4.3 Timeline

November 2004

Install MediaWiki platform, transfer content from selected static pages to wiki-based pages, perform testing to ensure stability and ease of use

Generate quick tutorials which show how to add content or edit a page

Prepare and post a web page informing users of changes taking place on the site:

Overview and explanation of wiki technology

Explain why changes are being made

Indicate the location of tutorials

Explain that static pages will continue to be available for users who prefer them

Invite potential collaborators to beta test the site

December 2004

Continue moving content from static to wiki pages

Develop evaluation instruments

January 2005

Finish moving content from static to dynamic pages

Finalize core group of educators who will use and help publicize the web site

Post an announcement giving users advance notice of the date that dynamic pages will replace static pages on the web site, and announce that this will require a brief service outage (1-2 hours)

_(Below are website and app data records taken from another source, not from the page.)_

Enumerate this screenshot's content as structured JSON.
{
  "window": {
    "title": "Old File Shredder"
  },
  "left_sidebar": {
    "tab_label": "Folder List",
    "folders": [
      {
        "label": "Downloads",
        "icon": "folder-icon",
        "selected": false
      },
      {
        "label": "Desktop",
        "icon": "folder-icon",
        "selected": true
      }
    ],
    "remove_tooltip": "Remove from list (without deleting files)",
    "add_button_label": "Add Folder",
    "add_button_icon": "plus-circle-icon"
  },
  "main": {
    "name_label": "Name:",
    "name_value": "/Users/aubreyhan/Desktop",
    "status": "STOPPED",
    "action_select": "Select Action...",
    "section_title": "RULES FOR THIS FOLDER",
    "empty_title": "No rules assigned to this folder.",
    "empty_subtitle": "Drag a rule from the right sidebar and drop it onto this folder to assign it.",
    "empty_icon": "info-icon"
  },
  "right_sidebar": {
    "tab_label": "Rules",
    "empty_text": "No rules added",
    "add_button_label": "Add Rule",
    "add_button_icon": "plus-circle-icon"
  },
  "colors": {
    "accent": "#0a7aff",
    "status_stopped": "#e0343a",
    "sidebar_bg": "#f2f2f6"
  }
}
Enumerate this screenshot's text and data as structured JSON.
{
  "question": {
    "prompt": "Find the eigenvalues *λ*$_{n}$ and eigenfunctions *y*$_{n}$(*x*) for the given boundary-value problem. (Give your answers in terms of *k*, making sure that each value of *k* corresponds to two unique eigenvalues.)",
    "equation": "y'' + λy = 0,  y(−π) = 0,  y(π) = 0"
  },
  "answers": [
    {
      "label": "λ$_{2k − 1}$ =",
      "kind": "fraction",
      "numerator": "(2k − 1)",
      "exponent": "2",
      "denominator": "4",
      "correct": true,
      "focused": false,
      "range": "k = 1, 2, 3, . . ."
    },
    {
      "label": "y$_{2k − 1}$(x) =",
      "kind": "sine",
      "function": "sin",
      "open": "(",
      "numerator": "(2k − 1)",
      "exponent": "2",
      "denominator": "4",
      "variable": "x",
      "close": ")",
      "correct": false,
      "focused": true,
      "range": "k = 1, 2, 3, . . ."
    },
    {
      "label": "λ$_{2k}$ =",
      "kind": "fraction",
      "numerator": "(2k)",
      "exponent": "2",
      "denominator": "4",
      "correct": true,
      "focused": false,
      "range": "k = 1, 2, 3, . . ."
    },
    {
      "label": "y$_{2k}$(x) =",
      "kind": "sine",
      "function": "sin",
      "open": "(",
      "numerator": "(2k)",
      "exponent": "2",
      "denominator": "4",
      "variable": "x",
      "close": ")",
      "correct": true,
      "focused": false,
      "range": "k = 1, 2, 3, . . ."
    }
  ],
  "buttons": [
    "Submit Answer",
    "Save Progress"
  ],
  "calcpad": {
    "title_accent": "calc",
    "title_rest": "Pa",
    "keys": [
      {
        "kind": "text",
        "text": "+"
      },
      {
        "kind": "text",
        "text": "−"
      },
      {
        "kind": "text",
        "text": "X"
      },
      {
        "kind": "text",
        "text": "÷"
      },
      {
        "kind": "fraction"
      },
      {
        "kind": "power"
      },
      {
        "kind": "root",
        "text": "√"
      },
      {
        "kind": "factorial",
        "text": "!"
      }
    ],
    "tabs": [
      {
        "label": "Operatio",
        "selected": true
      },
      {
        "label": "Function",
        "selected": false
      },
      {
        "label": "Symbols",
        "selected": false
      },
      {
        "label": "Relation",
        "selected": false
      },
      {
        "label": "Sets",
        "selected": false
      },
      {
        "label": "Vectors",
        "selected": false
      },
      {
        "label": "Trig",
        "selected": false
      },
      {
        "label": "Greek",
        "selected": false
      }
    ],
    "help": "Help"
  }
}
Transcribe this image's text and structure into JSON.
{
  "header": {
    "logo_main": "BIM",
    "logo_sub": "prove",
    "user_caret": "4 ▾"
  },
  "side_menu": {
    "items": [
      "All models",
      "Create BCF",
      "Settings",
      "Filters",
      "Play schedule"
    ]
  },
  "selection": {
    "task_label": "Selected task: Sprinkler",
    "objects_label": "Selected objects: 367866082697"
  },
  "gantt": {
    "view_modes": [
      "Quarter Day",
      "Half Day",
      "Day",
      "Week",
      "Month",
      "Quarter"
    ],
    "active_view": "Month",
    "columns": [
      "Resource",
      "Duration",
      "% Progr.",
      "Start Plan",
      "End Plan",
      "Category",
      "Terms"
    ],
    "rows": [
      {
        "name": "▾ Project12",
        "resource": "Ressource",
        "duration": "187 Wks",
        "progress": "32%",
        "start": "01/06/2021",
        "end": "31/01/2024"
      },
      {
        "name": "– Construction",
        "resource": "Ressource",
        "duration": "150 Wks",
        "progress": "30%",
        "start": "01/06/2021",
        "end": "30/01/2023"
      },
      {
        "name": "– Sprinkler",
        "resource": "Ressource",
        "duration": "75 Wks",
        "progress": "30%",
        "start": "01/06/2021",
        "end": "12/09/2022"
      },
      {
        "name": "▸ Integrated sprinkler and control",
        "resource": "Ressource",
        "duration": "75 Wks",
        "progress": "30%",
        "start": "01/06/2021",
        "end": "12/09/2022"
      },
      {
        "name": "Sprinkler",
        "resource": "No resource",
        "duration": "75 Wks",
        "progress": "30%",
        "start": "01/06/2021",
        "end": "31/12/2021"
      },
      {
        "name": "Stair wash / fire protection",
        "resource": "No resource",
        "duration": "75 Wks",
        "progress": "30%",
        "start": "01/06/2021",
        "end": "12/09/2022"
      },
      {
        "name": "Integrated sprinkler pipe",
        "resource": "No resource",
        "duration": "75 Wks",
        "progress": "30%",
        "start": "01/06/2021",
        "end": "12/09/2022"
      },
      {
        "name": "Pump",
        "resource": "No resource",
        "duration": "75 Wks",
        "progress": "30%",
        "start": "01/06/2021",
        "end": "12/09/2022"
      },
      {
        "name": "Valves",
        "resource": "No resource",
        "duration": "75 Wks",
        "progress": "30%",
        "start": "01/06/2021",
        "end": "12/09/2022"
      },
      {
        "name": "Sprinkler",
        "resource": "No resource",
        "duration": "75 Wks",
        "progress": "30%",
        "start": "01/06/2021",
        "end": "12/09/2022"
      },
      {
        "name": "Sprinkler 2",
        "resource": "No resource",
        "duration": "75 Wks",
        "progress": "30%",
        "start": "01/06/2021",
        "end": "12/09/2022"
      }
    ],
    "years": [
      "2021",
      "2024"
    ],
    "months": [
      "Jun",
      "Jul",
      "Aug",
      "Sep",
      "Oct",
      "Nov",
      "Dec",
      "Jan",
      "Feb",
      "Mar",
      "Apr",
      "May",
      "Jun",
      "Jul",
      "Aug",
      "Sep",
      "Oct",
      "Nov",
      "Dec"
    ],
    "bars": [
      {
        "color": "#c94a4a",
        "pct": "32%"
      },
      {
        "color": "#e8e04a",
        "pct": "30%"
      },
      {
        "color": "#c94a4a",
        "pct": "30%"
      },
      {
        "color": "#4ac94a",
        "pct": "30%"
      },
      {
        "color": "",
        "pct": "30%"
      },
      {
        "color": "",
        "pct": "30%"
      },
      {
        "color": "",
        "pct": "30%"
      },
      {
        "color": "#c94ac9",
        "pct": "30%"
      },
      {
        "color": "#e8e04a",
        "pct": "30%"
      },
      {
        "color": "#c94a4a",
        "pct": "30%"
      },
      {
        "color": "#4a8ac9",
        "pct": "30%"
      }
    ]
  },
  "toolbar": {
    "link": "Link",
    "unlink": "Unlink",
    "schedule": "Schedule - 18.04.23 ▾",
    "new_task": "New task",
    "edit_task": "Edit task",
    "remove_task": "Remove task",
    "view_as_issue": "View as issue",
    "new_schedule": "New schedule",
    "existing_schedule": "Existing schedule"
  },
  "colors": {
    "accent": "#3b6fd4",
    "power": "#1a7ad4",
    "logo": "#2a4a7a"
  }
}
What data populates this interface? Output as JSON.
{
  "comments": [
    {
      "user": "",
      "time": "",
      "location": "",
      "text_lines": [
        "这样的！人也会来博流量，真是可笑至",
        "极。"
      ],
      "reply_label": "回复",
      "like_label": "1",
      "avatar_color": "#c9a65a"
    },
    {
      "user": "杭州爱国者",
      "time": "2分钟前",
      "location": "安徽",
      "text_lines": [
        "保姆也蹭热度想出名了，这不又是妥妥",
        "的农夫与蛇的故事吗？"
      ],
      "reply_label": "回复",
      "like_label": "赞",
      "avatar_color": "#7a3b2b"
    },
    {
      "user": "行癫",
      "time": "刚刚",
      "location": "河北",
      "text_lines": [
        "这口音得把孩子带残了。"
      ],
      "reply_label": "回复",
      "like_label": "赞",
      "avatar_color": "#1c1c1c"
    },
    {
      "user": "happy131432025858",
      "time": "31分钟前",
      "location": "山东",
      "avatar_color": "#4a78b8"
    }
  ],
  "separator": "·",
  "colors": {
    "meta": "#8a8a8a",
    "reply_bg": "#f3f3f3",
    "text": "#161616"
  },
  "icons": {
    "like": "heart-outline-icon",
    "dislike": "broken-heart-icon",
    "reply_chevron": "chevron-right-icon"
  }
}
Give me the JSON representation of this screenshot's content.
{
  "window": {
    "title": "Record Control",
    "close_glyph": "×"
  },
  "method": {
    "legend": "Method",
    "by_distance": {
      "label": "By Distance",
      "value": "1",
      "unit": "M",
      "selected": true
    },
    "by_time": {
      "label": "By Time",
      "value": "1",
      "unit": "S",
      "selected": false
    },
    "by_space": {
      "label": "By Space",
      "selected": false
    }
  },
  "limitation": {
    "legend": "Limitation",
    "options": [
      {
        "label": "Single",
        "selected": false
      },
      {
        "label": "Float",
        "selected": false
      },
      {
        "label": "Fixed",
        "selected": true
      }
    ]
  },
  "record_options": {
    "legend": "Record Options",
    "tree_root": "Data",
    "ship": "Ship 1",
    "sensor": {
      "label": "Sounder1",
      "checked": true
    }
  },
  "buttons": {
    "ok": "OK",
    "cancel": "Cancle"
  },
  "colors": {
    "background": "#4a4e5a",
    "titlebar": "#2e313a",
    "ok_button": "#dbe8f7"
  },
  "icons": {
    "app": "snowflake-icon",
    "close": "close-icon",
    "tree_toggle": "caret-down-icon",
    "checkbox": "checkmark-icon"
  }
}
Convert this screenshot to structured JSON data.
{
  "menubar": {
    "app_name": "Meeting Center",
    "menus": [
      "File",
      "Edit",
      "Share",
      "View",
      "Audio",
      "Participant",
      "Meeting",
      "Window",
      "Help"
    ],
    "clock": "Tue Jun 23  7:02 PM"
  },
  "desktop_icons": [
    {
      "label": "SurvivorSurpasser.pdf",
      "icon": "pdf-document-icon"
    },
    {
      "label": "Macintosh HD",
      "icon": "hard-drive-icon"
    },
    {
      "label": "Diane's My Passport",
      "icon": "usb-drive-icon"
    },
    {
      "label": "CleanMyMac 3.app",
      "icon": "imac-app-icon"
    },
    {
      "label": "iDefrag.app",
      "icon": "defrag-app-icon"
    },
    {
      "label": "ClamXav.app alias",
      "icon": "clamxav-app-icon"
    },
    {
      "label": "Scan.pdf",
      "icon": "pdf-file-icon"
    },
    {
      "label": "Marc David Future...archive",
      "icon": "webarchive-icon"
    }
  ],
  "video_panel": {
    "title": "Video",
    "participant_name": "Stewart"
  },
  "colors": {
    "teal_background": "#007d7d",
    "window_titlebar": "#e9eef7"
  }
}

Live BETA Release of OpenSpectrum February 1, 2005

Begin development of new content pages in collaboration with NASA Ames Research Center

February-March 2005

Continue development of content pages and announce release of each new page so users know that new topics are available to use and edit

Conduct preliminary spot evaluation to find and fix user interface issues, and make improvements

Begin French language translation of pages


Conduct mid-semester evaluation of student experience

April 2005

Prepare report to project funders

Continue ongoing development of new content pages


5. About the Author

Stewart Mader, Educational Technologist at Emerson College, specializes in developing technology-based educational materials that make the learning process more representative of everyday practices in science. He is co-author, with Michael Rooke of Long Island University, of The Science of Spectroscopy ( Launched in 1999, the site is recognized and used internationally, has been featured in the journals Science, Chemistry International and Science Books & Films and was named an NQ, or National Qualification, by Learning and Teaching Scotland. In 2002 he collaborated with NASA to produce "Seeing the Scientific Light", a documentary which aired on PBS Arizona and is currently in retail distribution. He has served as Instructional Designer and Interim Director of the Faculty Center for Learning Development at University of Hartford, and recently collaborated with faculty at Long Island University on a series of teaching and learning projects. At Hartford, he led the Teaching with Technology Colloquium, a series of intensive weeklong summer conferences in which faculty developed ideas for technology-based curriculum tools into finished products for use and assessment during the academic year. This project was funded by the Connecticut Distance Learning Consortium for two years. He led a pilot of the Teaching with Technology Grant Program, which provided equipment funding, student assistance, course releases and formal recognition for technology-based curriculum development projects. Mader was awarded an American Chemical Society Award for Outstanding Achievement in the Chemical Sciences, and holds associate membership in Sigma Xi, The Scientific Research Society.


6. Advisory Board

Michael A. Rooke, PhD

Associate Director of Information Technology and Director of the Faculty Technology Resource Center, Long Island University

Todd S. Gernes, PhD

Director, New Pathways Program, Emerson College


Copyright © 2005 by Stewart Mader, all rights reserved.

Published online: January 26, 2005 for the Winter 2005 CONFCHEM Online Conference: Trends and New Ideas in Chemical Education